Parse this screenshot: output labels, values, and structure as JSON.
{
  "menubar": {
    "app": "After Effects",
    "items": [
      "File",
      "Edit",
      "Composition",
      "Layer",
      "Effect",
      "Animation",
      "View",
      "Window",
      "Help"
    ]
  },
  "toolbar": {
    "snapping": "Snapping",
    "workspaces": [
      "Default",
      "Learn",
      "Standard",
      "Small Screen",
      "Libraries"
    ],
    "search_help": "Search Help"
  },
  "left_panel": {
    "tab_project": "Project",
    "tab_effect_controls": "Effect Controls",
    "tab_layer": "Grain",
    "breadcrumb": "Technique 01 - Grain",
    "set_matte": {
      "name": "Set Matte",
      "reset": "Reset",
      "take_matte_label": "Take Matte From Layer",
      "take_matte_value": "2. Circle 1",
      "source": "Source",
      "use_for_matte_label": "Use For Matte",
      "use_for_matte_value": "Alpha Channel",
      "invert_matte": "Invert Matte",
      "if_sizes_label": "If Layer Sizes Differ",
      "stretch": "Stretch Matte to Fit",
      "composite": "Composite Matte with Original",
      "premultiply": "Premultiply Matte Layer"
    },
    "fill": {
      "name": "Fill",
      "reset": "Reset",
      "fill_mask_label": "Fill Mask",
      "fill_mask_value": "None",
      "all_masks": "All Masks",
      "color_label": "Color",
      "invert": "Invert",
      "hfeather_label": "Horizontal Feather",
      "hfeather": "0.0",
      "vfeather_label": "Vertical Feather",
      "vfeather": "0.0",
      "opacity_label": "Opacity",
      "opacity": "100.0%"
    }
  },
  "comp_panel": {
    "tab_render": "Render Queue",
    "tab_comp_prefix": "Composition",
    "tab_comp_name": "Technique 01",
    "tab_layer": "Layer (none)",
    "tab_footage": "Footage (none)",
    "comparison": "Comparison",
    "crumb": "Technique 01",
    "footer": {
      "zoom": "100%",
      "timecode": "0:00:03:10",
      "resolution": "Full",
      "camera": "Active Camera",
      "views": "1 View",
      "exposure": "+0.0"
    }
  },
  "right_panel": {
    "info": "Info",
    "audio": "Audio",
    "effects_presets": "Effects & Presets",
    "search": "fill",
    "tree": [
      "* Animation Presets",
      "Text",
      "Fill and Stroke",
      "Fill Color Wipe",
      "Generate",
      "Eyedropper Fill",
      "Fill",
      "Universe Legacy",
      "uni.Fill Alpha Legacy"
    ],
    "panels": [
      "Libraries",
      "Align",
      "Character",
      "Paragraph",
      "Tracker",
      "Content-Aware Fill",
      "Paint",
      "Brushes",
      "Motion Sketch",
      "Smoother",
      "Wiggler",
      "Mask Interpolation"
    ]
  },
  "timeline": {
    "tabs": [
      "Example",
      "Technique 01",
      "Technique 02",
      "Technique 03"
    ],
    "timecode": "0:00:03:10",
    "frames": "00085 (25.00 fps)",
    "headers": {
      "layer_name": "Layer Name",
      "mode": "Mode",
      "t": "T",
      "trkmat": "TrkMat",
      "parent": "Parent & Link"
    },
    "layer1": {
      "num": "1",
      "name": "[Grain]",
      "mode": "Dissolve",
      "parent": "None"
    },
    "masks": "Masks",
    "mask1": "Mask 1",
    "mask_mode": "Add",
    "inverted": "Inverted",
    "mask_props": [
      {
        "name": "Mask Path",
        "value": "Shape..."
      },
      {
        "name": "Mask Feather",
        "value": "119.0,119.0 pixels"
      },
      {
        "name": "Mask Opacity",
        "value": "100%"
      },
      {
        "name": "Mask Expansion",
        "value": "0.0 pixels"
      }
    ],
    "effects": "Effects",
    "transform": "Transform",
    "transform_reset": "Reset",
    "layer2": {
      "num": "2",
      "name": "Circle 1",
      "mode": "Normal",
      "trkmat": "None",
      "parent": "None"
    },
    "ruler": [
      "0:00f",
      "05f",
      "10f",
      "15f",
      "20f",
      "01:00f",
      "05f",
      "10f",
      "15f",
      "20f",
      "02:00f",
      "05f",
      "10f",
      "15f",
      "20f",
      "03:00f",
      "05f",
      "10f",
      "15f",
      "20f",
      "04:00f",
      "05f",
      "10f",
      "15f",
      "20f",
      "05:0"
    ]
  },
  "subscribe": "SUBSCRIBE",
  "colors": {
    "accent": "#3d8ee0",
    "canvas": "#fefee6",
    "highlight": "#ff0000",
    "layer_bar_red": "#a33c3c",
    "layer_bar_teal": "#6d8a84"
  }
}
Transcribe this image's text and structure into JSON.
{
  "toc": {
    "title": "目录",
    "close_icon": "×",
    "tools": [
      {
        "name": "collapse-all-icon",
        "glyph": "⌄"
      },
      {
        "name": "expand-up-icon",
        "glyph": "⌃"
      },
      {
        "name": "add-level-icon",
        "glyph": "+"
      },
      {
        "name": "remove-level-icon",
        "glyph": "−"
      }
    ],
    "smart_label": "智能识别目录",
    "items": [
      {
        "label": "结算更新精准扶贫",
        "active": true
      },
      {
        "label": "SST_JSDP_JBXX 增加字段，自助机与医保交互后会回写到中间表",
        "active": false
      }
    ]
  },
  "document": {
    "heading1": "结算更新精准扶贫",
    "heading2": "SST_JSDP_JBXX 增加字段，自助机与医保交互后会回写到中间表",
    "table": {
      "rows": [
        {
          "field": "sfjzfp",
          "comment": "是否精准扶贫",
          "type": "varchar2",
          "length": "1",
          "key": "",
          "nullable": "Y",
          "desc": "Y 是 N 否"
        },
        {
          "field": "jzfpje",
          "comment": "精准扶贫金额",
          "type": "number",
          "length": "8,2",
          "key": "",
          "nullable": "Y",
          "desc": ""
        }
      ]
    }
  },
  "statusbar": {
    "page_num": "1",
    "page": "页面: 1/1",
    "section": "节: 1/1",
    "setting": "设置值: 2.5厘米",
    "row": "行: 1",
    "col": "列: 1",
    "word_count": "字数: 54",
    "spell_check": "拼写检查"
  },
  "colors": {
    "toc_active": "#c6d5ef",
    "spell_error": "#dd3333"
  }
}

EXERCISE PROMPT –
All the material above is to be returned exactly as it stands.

REPLY –
Parse this screenshot: output labels, values, and structure as JSON.
{
  "menubar": {
    "app": "After Effects",
    "items": [
      "File",
      "Edit",
      "Composition",
      "Layer",
      "Effect",
      "Animation",
      "View",
      "Window",
      "Help"
    ]
  },
  "toolbar": {
    "snapping": "Snapping",
    "workspaces": [
      "Default",
      "Learn",
      "Standard",
      "Small Screen",
      "Libraries"
    ],
    "search_help": "Search Help"
  },
  "left_panel": {
    "tab_project": "Project",
    "tab_effect_controls": "Effect Controls",
    "tab_layer": "Grain",
    "breadcrumb": "Technique 01 - Grain",
    "set_matte": {
      "name": "Set Matte",
      "reset": "Reset",
      "take_matte_label": "Take Matte From Layer",
      "take_matte_value": "2. Circle 1",
      "source": "Source",
      "use_for_matte_label": "Use For Matte",
      "use_for_matte_value": "Alpha Channel",
      "invert_matte": "Invert Matte",
      "if_sizes_label": "If Layer Sizes Differ",
      "stretch": "Stretch Matte to Fit",
      "composite": "Composite Matte with Original",
      "premultiply": "Premultiply Matte Layer"
    },
    "fill": {
      "name": "Fill",
      "reset": "Reset",
      "fill_mask_label": "Fill Mask",
      "fill_mask_value": "None",
      "all_masks": "All Masks",
      "color_label": "Color",
      "invert": "Invert",
      "hfeather_label": "Horizontal Feather",
      "hfeather": "0.0",
      "vfeather_label": "Vertical Feather",
      "vfeather": "0.0",
      "opacity_label": "Opacity",
      "opacity": "100.0%"
    }
  },
  "comp_panel": {
    "tab_render": "Render Queue",
    "tab_comp_prefix": "Composition",
    "tab_comp_name": "Technique 01",
    "tab_layer": "Layer (none)",
    "tab_footage": "Footage (none)",
    "comparison": "Comparison",
    "crumb": "Technique 01",
    "footer": {
      "zoom": "100%",
      "timecode": "0:00:03:10",
      "resolution": "Full",
      "camera": "Active Camera",
      "views": "1 View",
      "exposure": "+0.0"
    }
  },
  "right_panel": {
    "info": "Info",
    "audio": "Audio",
    "effects_presets": "Effects & Presets",
    "search": "fill",
    "tree": [
      "* Animation Presets",
      "Text",
      "Fill and Stroke",
      "Fill Color Wipe",
      "Generate",
      "Eyedropper Fill",
      "Fill",
      "Universe Legacy",
      "uni.Fill Alpha Legacy"
    ],
    "panels": [
      "Libraries",
      "Align",
      "Character",
      "Paragraph",
      "Tracker",
      "Content-Aware Fill",
      "Paint",
      "Brushes",
      "Motion Sketch",
      "Smoother",
      "Wiggler",
      "Mask Interpolation"
    ]
  },
  "timeline": {
    "tabs": [
      "Example",
      "Technique 01",
      "Technique 02",
      "Technique 03"
    ],
    "timecode": "0:00:03:10",
    "frames": "00085 (25.00 fps)",
    "headers": {
      "layer_name": "Layer Name",
      "mode": "Mode",
      "t": "T",
      "trkmat": "TrkMat",
      "parent": "Parent & Link"
    },
    "layer1": {
      "num": "1",
      "name": "[Grain]",
      "mode": "Dissolve",
      "parent": "None"
    },
    "masks": "Masks",
    "mask1": "Mask 1",
    "mask_mode": "Add",
    "inverted": "Inverted",
    "mask_props": [
      {
        "name": "Mask Path",
        "value": "Shape..."
      },
      {
        "name": "Mask Feather",
        "value": "119.0,119.0 pixels"
      },
      {
        "name": "Mask Opacity",
        "value": "100%"
      },
      {
        "name": "Mask Expansion",
        "value": "0.0 pixels"
      }
    ],
    "effects": "Effects",
    "transform": "Transform",
    "transform_reset": "Reset",
    "layer2": {
      "num": "2",
      "name": "Circle 1",
      "mode": "Normal",
      "trkmat": "None",
      "parent": "None"
    },
    "ruler": [
      "0:00f",
      "05f",
      "10f",
      "15f",
      "20f",
      "01:00f",
      "05f",
      "10f",
      "15f",
      "20f",
      "02:00f",
      "05f",
      "10f",
      "15f",
      "20f",
      "03:00f",
      "05f",
      "10f",
      "15f",
      "20f",
      "04:00f",
      "05f",
      "10f",
      "15f",
      "20f",
      "05:0"
    ]
  },
  "subscribe": "SUBSCRIBE",
  "colors": {
    "accent": "#3d8ee0",
    "canvas": "#fefee6",
    "highlight": "#ff0000",
    "layer_bar_red": "#a33c3c",
    "layer_bar_teal": "#6d8a84"
  }
}
Transcribe this image's text and structure into JSON.
{
  "toc": {
    "title": "目录",
    "close_icon": "×",
    "tools": [
      {
        "name": "collapse-all-icon",
        "glyph": "⌄"
      },
      {
        "name": "expand-up-icon",
        "glyph": "⌃"
      },
      {
        "name": "add-level-icon",
        "glyph": "+"
      },
      {
        "name": "remove-level-icon",
        "glyph": "−"
      }
    ],
    "smart_label": "智能识别目录",
    "items": [
      {
        "label": "结算更新精准扶贫",
        "active": true
      },
      {
        "label": "SST_JSDP_JBXX 增加字段，自助机与医保交互后会回写到中间表",
        "active": false
      }
    ]
  },
  "document": {
    "heading1": "结算更新精准扶贫",
    "heading2": "SST_JSDP_JBXX 增加字段，自助机与医保交互后会回写到中间表",
    "table": {
      "rows": [
        {
          "field": "sfjzfp",
          "comment": "是否精准扶贫",
          "type": "varchar2",
          "length": "1",
          "key": "",
          "nullable": "Y",
          "desc": "Y 是 N 否"
        },
        {
          "field": "jzfpje",
          "comment": "精准扶贫金额",
          "type": "number",
          "length": "8,2",
          "key": "",
          "nullable": "Y",
          "desc": ""
        }
      ]
    }
  },
  "statusbar": {
    "page_num": "1",
    "page": "页面: 1/1",
    "section": "节: 1/1",
    "setting": "设置值: 2.5厘米",
    "row": "行: 1",
    "col": "列: 1",
    "word_count": "字数: 54",
    "spell_check": "拼写检查"
  },
  "colors": {
    "toc_active": "#c6d5ef",
    "spell_error": "#dd3333"
  }
}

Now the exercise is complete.